Late last week, somebody leaked a draft of the Government Accountability Office's report on Iraq to the Washington Post. As the Post reported at the time, the leaker leaked out of fear that the report's "strikingly negative" assessment might be watered down before it saw the light of official day.
The report came out today, and what do you know? Where the draft said that Iraq had met just three of 18 benchmarks set for it, the final version released today says Iraq has met three of the benchmarks and partially met four, leaving the Associated Press free to run with the could-have-been-worse headline, "GAO: Iraq Hasn't Met 11 of 18 Benchmarks."
Progress? Well, as long as you forget this: In July, the White House claimed that the Iraqis were making "satisfactory progress" on eight of the 18 benchmarks.
How did we go from eight of 18 to three of 18? "Overall," the GAO finds, "key legislation has not been passed, violence remains high, and it is unclear whether the Iraqi government will spend $10 billion in reconstruction funds." On a much discussed and much debated security benchmark, the GAO reports that it is "unclear whether sectarian violence in Iraq has decreased ... since it is difficult to measure the perpetrator's intent and other measures of population security show differing trends."

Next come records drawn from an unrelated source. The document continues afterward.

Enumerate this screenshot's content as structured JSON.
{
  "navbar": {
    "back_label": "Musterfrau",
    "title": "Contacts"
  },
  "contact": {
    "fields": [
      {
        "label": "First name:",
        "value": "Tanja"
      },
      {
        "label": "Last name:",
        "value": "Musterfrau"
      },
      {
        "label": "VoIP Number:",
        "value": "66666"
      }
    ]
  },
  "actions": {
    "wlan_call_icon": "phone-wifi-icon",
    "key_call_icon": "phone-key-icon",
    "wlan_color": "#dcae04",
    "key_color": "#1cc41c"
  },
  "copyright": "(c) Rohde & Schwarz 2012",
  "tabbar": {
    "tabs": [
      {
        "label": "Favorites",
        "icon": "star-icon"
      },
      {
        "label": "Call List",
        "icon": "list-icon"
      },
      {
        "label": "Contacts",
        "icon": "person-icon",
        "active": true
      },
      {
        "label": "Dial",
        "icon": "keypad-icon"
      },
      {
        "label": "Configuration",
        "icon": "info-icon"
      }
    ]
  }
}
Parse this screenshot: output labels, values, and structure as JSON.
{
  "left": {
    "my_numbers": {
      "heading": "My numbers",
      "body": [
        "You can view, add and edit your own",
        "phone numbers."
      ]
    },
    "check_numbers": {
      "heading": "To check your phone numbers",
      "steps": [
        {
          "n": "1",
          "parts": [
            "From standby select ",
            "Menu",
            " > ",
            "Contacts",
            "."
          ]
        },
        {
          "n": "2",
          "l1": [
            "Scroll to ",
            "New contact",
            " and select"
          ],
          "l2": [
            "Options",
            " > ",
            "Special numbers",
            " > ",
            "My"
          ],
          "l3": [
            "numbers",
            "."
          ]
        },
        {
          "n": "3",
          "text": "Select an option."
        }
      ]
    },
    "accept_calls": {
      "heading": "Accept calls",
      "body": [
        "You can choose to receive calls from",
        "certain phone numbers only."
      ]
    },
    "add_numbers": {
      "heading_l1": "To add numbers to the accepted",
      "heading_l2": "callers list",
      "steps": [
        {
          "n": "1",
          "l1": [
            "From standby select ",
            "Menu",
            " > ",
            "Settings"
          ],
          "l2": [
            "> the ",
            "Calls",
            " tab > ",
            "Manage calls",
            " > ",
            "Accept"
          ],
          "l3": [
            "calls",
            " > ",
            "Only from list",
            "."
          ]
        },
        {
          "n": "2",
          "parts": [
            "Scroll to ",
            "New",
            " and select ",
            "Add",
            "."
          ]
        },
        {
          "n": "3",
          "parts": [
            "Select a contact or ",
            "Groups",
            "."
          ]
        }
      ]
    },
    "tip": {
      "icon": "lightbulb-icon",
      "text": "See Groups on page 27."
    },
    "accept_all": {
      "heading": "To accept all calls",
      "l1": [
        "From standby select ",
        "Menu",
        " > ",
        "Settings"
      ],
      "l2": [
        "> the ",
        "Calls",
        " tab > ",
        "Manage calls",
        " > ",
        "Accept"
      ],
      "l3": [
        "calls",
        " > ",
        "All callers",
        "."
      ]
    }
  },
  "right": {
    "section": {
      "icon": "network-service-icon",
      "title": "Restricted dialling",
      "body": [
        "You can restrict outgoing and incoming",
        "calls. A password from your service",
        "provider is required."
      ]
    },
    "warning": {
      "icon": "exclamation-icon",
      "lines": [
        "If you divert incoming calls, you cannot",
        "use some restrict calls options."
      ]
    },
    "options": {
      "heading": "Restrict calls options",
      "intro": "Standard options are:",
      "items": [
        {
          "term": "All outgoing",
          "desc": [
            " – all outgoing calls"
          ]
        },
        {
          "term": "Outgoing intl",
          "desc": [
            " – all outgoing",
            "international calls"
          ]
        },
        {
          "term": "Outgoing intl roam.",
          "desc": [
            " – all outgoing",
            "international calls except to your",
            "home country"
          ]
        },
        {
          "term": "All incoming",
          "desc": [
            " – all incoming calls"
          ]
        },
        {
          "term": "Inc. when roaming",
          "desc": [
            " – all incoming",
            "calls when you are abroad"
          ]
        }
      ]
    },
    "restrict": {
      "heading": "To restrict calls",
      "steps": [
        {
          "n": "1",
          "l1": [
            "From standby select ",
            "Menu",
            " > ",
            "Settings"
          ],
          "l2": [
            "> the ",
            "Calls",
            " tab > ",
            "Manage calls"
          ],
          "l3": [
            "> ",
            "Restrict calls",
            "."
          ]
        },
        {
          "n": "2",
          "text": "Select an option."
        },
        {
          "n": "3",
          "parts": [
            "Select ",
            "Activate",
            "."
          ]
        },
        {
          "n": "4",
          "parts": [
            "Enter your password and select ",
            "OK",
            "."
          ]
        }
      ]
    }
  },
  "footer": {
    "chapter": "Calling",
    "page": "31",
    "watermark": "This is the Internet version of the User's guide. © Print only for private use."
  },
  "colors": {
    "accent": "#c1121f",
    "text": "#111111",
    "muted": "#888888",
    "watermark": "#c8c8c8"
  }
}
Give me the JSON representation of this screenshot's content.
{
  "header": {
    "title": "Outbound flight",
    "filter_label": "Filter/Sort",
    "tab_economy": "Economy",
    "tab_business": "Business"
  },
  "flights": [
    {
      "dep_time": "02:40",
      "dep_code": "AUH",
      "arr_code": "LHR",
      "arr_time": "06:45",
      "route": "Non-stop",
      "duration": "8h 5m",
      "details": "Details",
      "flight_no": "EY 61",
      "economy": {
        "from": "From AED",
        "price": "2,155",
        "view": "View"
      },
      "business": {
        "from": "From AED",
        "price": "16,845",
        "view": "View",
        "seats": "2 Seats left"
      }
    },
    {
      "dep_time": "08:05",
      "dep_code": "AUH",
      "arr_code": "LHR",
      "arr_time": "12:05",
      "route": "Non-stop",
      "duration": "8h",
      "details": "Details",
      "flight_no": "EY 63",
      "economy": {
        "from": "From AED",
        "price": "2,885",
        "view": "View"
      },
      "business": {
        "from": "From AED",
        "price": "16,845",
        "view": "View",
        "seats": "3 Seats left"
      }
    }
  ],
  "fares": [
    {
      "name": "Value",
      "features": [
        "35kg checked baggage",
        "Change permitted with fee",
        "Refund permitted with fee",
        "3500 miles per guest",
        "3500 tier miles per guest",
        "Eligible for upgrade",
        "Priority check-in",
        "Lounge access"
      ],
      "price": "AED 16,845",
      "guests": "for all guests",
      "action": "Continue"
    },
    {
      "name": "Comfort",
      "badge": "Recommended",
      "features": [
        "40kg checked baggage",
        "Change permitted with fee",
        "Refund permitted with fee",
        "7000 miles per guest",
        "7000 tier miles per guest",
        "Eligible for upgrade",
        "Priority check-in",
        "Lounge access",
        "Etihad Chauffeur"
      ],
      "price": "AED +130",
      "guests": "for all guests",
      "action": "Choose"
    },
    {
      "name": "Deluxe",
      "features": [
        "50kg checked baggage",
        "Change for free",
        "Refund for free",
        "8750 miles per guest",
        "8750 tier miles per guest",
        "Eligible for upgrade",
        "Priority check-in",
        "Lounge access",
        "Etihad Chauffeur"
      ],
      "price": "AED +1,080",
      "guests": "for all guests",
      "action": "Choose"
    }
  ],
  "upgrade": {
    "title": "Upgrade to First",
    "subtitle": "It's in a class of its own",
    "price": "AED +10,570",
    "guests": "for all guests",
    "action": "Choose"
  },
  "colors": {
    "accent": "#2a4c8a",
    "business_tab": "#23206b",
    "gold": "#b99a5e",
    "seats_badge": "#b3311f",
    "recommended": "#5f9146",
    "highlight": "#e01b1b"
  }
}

U.S. Comptroller David Walker is presenting the report to the Senate Foreign Relations Committee this afternoon. We're in the hearing room and will report back as events warrant.